_EXERCISE REQUIREMENTS_
Every entry below must be retyped exactly, and the pictures must be left out.

[Element data from apps and pages]
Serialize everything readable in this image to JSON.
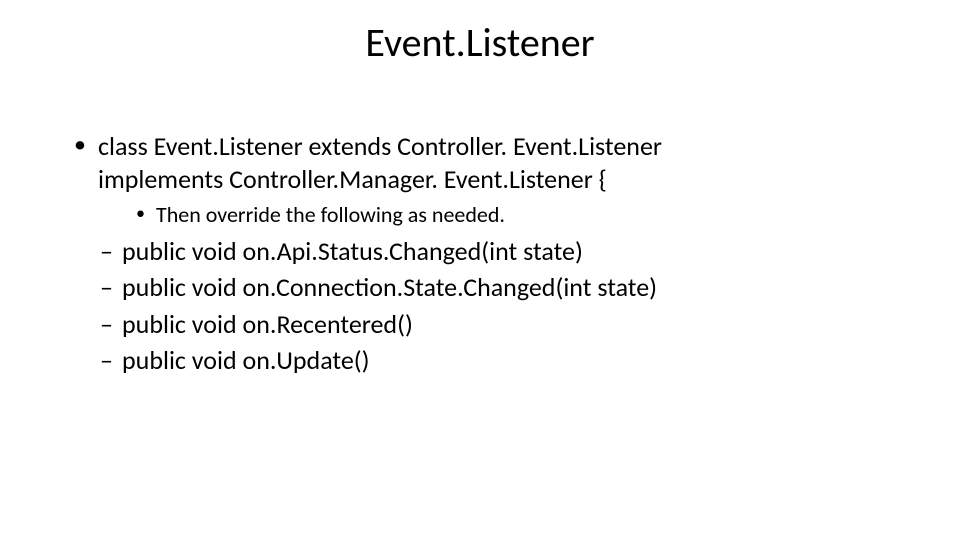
{
  "title": "Event.Listener",
  "bullet1_line1": "class Event.Listener extends Controller. Event.Listener",
  "bullet1_line2": "implements Controller.Manager. Event.Listener {",
  "sub_bullet": "Then override the following as needed.",
  "methods": [
    "public void on.Api.Status.Changed(int state)",
    "public void on.Connection.State.Changed(int state)",
    "public void on.Recentered()",
    "public void on.Update()"
  ]
}
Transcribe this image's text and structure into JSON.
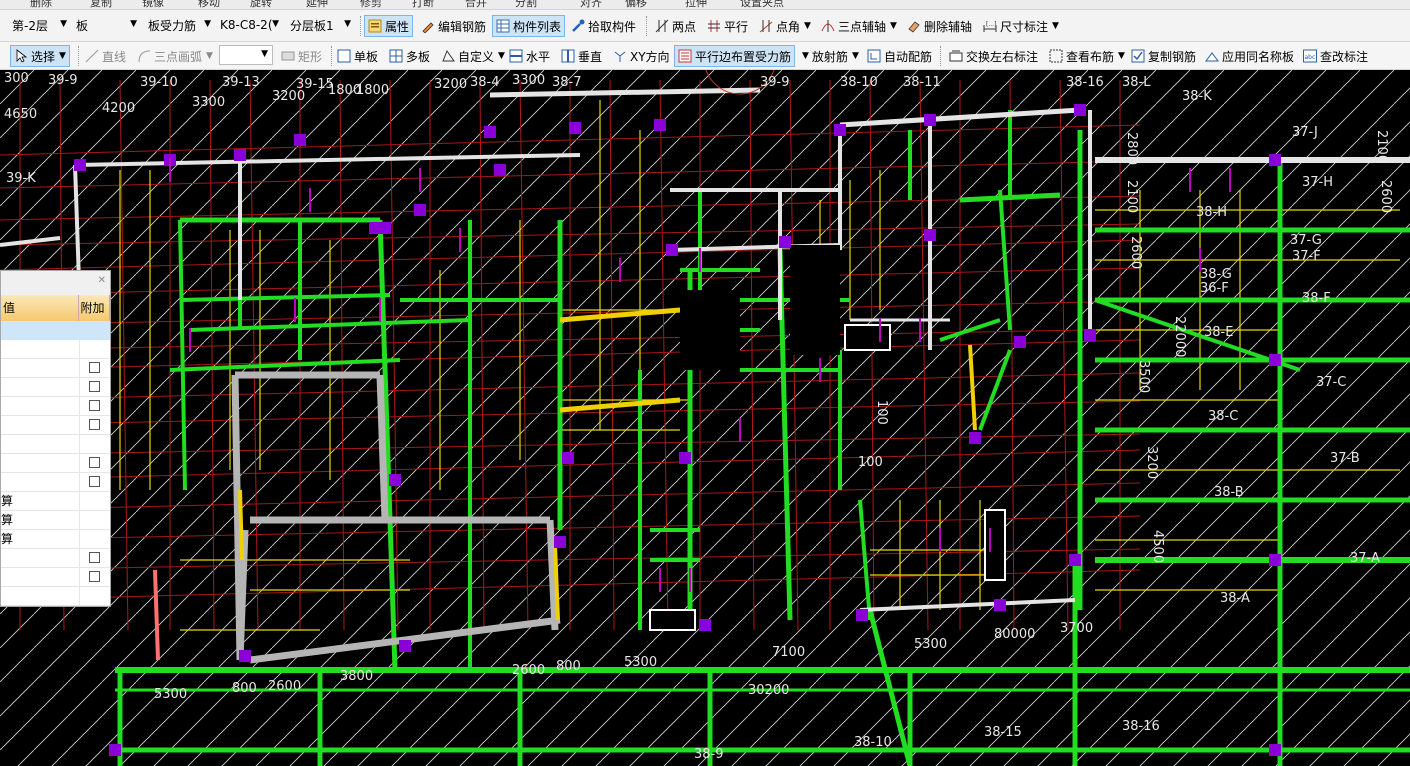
{
  "toolbar_top": {
    "fragments": [
      "删除",
      "复制",
      "镜像",
      "移动",
      "旋转",
      "延伸",
      "修剪",
      "打断",
      "合并",
      "分割",
      "对齐",
      "偏移",
      "拉伸",
      "设置夹点"
    ]
  },
  "toolbar_main": {
    "floor": "第-2层",
    "type": "板",
    "subtype": "板受力筋",
    "rebar": "K8-C8-2(",
    "layer": "分层板1",
    "props_btn": "属性",
    "edit_rebar_btn": "编辑钢筋",
    "component_list_btn": "构件列表",
    "pick_btn": "拾取构件",
    "two_point_btn": "两点",
    "parallel_btn": "平行",
    "point_angle_btn": "点角",
    "three_point_axis_btn": "三点辅轴",
    "delete_axis_btn": "删除辅轴",
    "dimension_btn": "尺寸标注"
  },
  "toolbar_draw": {
    "select_btn": "选择",
    "line_btn": "直线",
    "arc_btn": "三点画弧",
    "combo_value": "",
    "rect_btn": "矩形",
    "single_board_btn": "单板",
    "multi_board_btn": "多板",
    "custom_btn": "自定义",
    "horizontal_btn": "水平",
    "vertical_btn": "垂直",
    "xy_btn": "XY方向",
    "parallel_edge_btn": "平行边布置受力筋",
    "radial_btn": "放射筋",
    "auto_btn": "自动配筋",
    "swap_btn": "交换左右标注",
    "view_btn": "查看布筋",
    "copy_btn": "复制钢筋",
    "apply_btn": "应用同名称板",
    "change_btn": "查改标注"
  },
  "panel": {
    "col_value": "值",
    "col_extra": "附加",
    "rows": [
      {
        "value": "",
        "check": false
      },
      {
        "value": "",
        "check": true
      },
      {
        "value": "",
        "check": true
      },
      {
        "value": "",
        "check": true
      },
      {
        "value": "",
        "check": true
      },
      {
        "value": "",
        "check": false
      },
      {
        "value": "",
        "check": true
      },
      {
        "value": "",
        "check": true
      },
      {
        "value": "算",
        "check": false
      },
      {
        "value": "算",
        "check": false
      },
      {
        "value": "算",
        "check": false
      },
      {
        "value": "",
        "check": true
      },
      {
        "value": "",
        "check": true
      },
      {
        "value": "",
        "check": false
      }
    ]
  },
  "drawing": {
    "labels": [
      {
        "text": "300"
      },
      {
        "text": "39-9"
      },
      {
        "text": "39-10"
      },
      {
        "text": "39-13"
      },
      {
        "text": "39-15"
      },
      {
        "text": "1800"
      },
      {
        "text": "3200"
      },
      {
        "text": "38-4"
      },
      {
        "text": "3300"
      },
      {
        "text": "38-7"
      },
      {
        "text": "39-9"
      },
      {
        "text": "38-10"
      },
      {
        "text": "38-11"
      },
      {
        "text": "38-16"
      },
      {
        "text": "38-L"
      },
      {
        "text": "38-K"
      },
      {
        "text": "4200"
      },
      {
        "text": "3300"
      },
      {
        "text": "3200"
      },
      {
        "text": "1800"
      },
      {
        "text": "4650"
      },
      {
        "text": "39-K"
      },
      {
        "text": "37-J"
      },
      {
        "text": "2800"
      },
      {
        "text": "2100"
      },
      {
        "text": "37-H"
      },
      {
        "text": "38-H"
      },
      {
        "text": "2100"
      },
      {
        "text": "2600"
      },
      {
        "text": "37-G"
      },
      {
        "text": "37-F"
      },
      {
        "text": "38-G"
      },
      {
        "text": "36-F"
      },
      {
        "text": "2600"
      },
      {
        "text": "38-F"
      },
      {
        "text": "22000"
      },
      {
        "text": "38-E"
      },
      {
        "text": "37-C"
      },
      {
        "text": "3500"
      },
      {
        "text": "38-C"
      },
      {
        "text": "100"
      },
      {
        "text": "3200"
      },
      {
        "text": "37-B"
      },
      {
        "text": "100"
      },
      {
        "text": "38-B"
      },
      {
        "text": "4500"
      },
      {
        "text": "38-A"
      },
      {
        "text": "5300"
      },
      {
        "text": "80000"
      },
      {
        "text": "3700"
      },
      {
        "text": "7100"
      },
      {
        "text": "5300"
      },
      {
        "text": "2600"
      },
      {
        "text": "800"
      },
      {
        "text": "3800"
      },
      {
        "text": "5300"
      },
      {
        "text": "800"
      },
      {
        "text": "2600"
      },
      {
        "text": "30200"
      },
      {
        "text": "38-10"
      },
      {
        "text": "38-16"
      },
      {
        "text": "38-15"
      },
      {
        "text": "38-9"
      },
      {
        "text": "37-A"
      }
    ]
  }
}
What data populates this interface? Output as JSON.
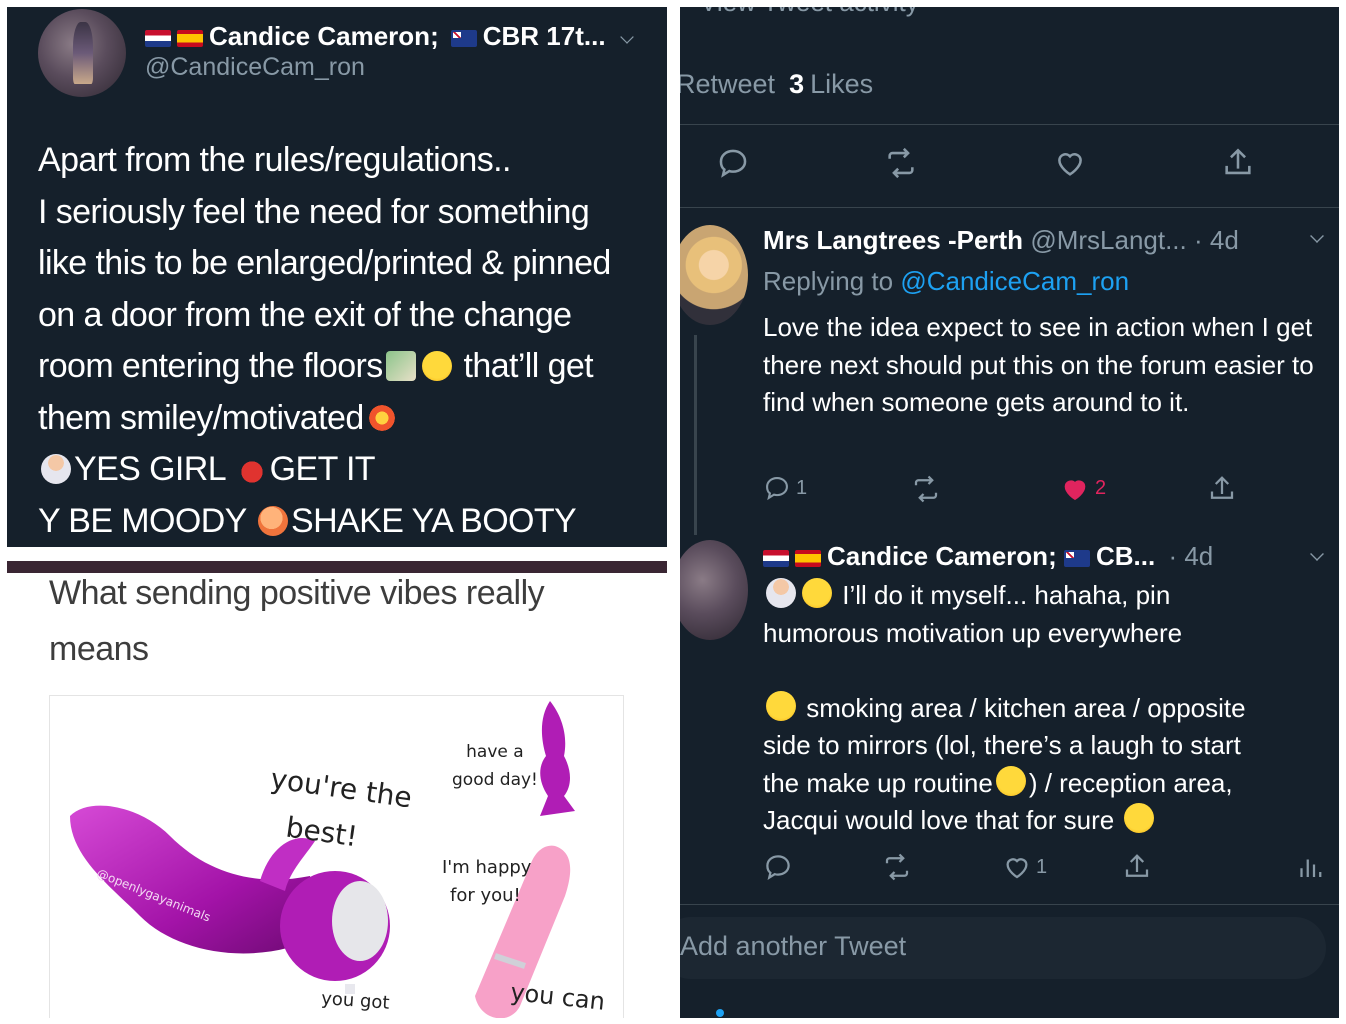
{
  "main_tweet": {
    "display_name": "Candice Cameron;",
    "display_name_suffix": "CBR 17t...",
    "handle": "@CandiceCam_ron",
    "flags": [
      "netherlands-antilles-flag-icon",
      "spain-flag-icon",
      "australia-flag-icon"
    ],
    "body_lines": [
      "Apart from the rules/regulations..",
      "I seriously feel the need for something",
      "like this to be enlarged/printed & pinned",
      "on a door from the exit of the change",
      "room entering the floors",
      "that’ll get",
      "them smiley/motivated",
      "YES GIRL",
      "GET IT",
      "Y BE MOODY",
      "SHAKE YA BOOTY"
    ]
  },
  "meme": {
    "caption": "What sending positive vibes really means",
    "watermark": "@openlygayanimals",
    "label_best_1": "you're the",
    "label_best_2": "best!",
    "label_goodday_1": "have a",
    "label_goodday_2": "good day!",
    "label_happy_1": "I'm happy",
    "label_happy_2": "for you!",
    "label_youcan": "you can",
    "label_yougot": "you got",
    "colors": {
      "toy_purple": "#b31fb3",
      "toy_pink": "#f7a1c8"
    }
  },
  "thread": {
    "activity_label": "View Tweet activity",
    "stats": {
      "retweet_label": "Retweet",
      "likes_count": "3",
      "likes_label": "Likes"
    },
    "actions": [
      "reply-icon",
      "retweet-icon",
      "like-icon",
      "share-icon"
    ],
    "reply1": {
      "display_name": "Mrs Langtrees -Perth",
      "handle_time": "@MrsLangt... · 4d",
      "replying_prefix": "Replying to",
      "replying_mention": "@CandiceCam_ron",
      "body": "Love the idea expect to see in action when I get there next should put this on the forum easier to find when someone gets around to it.",
      "reply_count": "1",
      "like_count": "2"
    },
    "reply2": {
      "display_name": "Candice Cameron;",
      "display_name_suffix": "CB...",
      "time": "· 4d",
      "lines": [
        "I’ll do it myself... hahaha, pin",
        "humorous motivation up everywhere",
        "",
        "smoking area / kitchen area / opposite",
        "side to mirrors (lol, there’s a laugh to start",
        "the make up routine",
        ") / reception area,",
        "Jacqui would love that for sure"
      ],
      "like_count": "1"
    },
    "compose_placeholder": "Add another Tweet",
    "colors": {
      "background": "#15202b",
      "secondary_text": "#8899a6",
      "accent": "#1da1f2",
      "like_red": "#e0245e"
    }
  }
}
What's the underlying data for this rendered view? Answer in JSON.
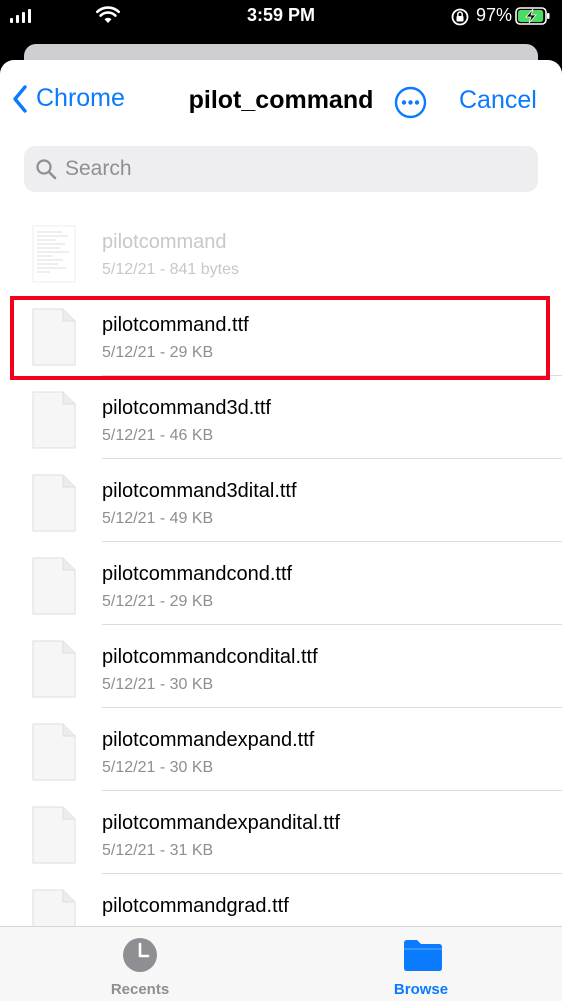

_ANSWER FOR THIS EXERCISE_
Serialize everything readable in this image to JSON.
{
  "title": "Event.Listener",
  "bullet1_line1": "class Event.Listener extends Controller. Event.Listener",
  "bullet1_line2": "implements Controller.Manager. Event.Listener {",
  "sub_bullet": "Then override the following as needed.",
  "methods": [
    "public void on.Api.Status.Changed(int state)",
    "public void on.Connection.State.Changed(int state)",
    "public void on.Recentered()",
    "public void on.Update()"
  ]
}
Transcribe this image's text and structure into JSON.
{
  "toolbar_top": {
    "fragments": [
      "删除",
      "复制",
      "镜像",
      "移动",
      "旋转",
      "延伸",
      "修剪",
      "打断",
      "合并",
      "分割",
      "对齐",
      "偏移",
      "拉伸",
      "设置夹点"
    ]
  },
  "toolbar_main": {
    "floor": "第-2层",
    "type": "板",
    "subtype": "板受力筋",
    "rebar": "K8-C8-2(",
    "layer": "分层板1",
    "props_btn": "属性",
    "edit_rebar_btn": "编辑钢筋",
    "component_list_btn": "构件列表",
    "pick_btn": "拾取构件",
    "two_point_btn": "两点",
    "parallel_btn": "平行",
    "point_angle_btn": "点角",
    "three_point_axis_btn": "三点辅轴",
    "delete_axis_btn": "删除辅轴",
    "dimension_btn": "尺寸标注"
  },
  "toolbar_draw": {
    "select_btn": "选择",
    "line_btn": "直线",
    "arc_btn": "三点画弧",
    "combo_value": "",
    "rect_btn": "矩形",
    "single_board_btn": "单板",
    "multi_board_btn": "多板",
    "custom_btn": "自定义",
    "horizontal_btn": "水平",
    "vertical_btn": "垂直",
    "xy_btn": "XY方向",
    "parallel_edge_btn": "平行边布置受力筋",
    "radial_btn": "放射筋",
    "auto_btn": "自动配筋",
    "swap_btn": "交换左右标注",
    "view_btn": "查看布筋",
    "copy_btn": "复制钢筋",
    "apply_btn": "应用同名称板",
    "change_btn": "查改标注"
  },
  "panel": {
    "col_value": "值",
    "col_extra": "附加",
    "rows": [
      {
        "value": "",
        "check": false
      },
      {
        "value": "",
        "check": true
      },
      {
        "value": "",
        "check": true
      },
      {
        "value": "",
        "check": true
      },
      {
        "value": "",
        "check": true
      },
      {
        "value": "",
        "check": false
      },
      {
        "value": "",
        "check": true
      },
      {
        "value": "",
        "check": true
      },
      {
        "value": "算",
        "check": false
      },
      {
        "value": "算",
        "check": false
      },
      {
        "value": "算",
        "check": false
      },
      {
        "value": "",
        "check": true
      },
      {
        "value": "",
        "check": true
      },
      {
        "value": "",
        "check": false
      }
    ]
  },
  "drawing": {
    "labels": [
      {
        "text": "300"
      },
      {
        "text": "39-9"
      },
      {
        "text": "39-10"
      },
      {
        "text": "39-13"
      },
      {
        "text": "39-15"
      },
      {
        "text": "1800"
      },
      {
        "text": "3200"
      },
      {
        "text": "38-4"
      },
      {
        "text": "3300"
      },
      {
        "text": "38-7"
      },
      {
        "text": "39-9"
      },
      {
        "text": "38-10"
      },
      {
        "text": "38-11"
      },
      {
        "text": "38-16"
      },
      {
        "text": "38-L"
      },
      {
        "text": "38-K"
      },
      {
        "text": "4200"
      },
      {
        "text": "3300"
      },
      {
        "text": "3200"
      },
      {
        "text": "1800"
      },
      {
        "text": "4650"
      },
      {
        "text": "39-K"
      },
      {
        "text": "37-J"
      },
      {
        "text": "2800"
      },
      {
        "text": "2100"
      },
      {
        "text": "37-H"
      },
      {
        "text": "38-H"
      },
      {
        "text": "2100"
      },
      {
        "text": "2600"
      },
      {
        "text": "37-G"
      },
      {
        "text": "37-F"
      },
      {
        "text": "38-G"
      },
      {
        "text": "36-F"
      },
      {
        "text": "2600"
      },
      {
        "text": "38-F"
      },
      {
        "text": "22000"
      },
      {
        "text": "38-E"
      },
      {
        "text": "37-C"
      },
      {
        "text": "3500"
      },
      {
        "text": "38-C"
      },
      {
        "text": "100"
      },
      {
        "text": "3200"
      },
      {
        "text": "37-B"
      },
      {
        "text": "100"
      },
      {
        "text": "38-B"
      },
      {
        "text": "4500"
      },
      {
        "text": "38-A"
      },
      {
        "text": "5300"
      },
      {
        "text": "80000"
      },
      {
        "text": "3700"
      },
      {
        "text": "7100"
      },
      {
        "text": "5300"
      },
      {
        "text": "2600"
      },
      {
        "text": "800"
      },
      {
        "text": "3800"
      },
      {
        "text": "5300"
      },
      {
        "text": "800"
      },
      {
        "text": "2600"
      },
      {
        "text": "30200"
      },
      {
        "text": "38-10"
      },
      {
        "text": "38-16"
      },
      {
        "text": "38-15"
      },
      {
        "text": "38-9"
      },
      {
        "text": "37-A"
      }
    ]
  }
}
What data populates this interface? Output as JSON.
{
  "main_tweet": {
    "display_name": "Candice Cameron;",
    "display_name_suffix": "CBR 17t...",
    "handle": "@CandiceCam_ron",
    "flags": [
      "netherlands-antilles-flag-icon",
      "spain-flag-icon",
      "australia-flag-icon"
    ],
    "body_lines": [
      "Apart from the rules/regulations..",
      "I seriously feel the need for something",
      "like this to be enlarged/printed & pinned",
      "on a door from the exit of the change",
      "room entering the floors",
      "that’ll get",
      "them smiley/motivated",
      "YES GIRL",
      "GET IT",
      "Y BE MOODY",
      "SHAKE YA BOOTY"
    ]
  },
  "meme": {
    "caption": "What sending positive vibes really means",
    "watermark": "@openlygayanimals",
    "label_best_1": "you're the",
    "label_best_2": "best!",
    "label_goodday_1": "have a",
    "label_goodday_2": "good day!",
    "label_happy_1": "I'm happy",
    "label_happy_2": "for you!",
    "label_youcan": "you can",
    "label_yougot": "you got",
    "colors": {
      "toy_purple": "#b31fb3",
      "toy_pink": "#f7a1c8"
    }
  },
  "thread": {
    "activity_label": "View Tweet activity",
    "stats": {
      "retweet_label": "Retweet",
      "likes_count": "3",
      "likes_label": "Likes"
    },
    "actions": [
      "reply-icon",
      "retweet-icon",
      "like-icon",
      "share-icon"
    ],
    "reply1": {
      "display_name": "Mrs Langtrees -Perth",
      "handle_time": "@MrsLangt... · 4d",
      "replying_prefix": "Replying to",
      "replying_mention": "@CandiceCam_ron",
      "body": "Love the idea expect to see in action when I get there next should put this on the forum easier to find when someone gets around to it.",
      "reply_count": "1",
      "like_count": "2"
    },
    "reply2": {
      "display_name": "Candice Cameron;",
      "display_name_suffix": "CB...",
      "time": "· 4d",
      "lines": [
        "I’ll do it myself... hahaha, pin",
        "humorous motivation up everywhere",
        "",
        "smoking area / kitchen area / opposite",
        "side to mirrors (lol, there’s a laugh to start",
        "the make up routine",
        ") / reception area,",
        "Jacqui would love that for sure"
      ],
      "like_count": "1"
    },
    "compose_placeholder": "Add another Tweet",
    "colors": {
      "background": "#15202b",
      "secondary_text": "#8899a6",
      "accent": "#1da1f2",
      "like_red": "#e0245e"
    }
  }
}
What's the underlying data for this rendered view? Answer in JSON.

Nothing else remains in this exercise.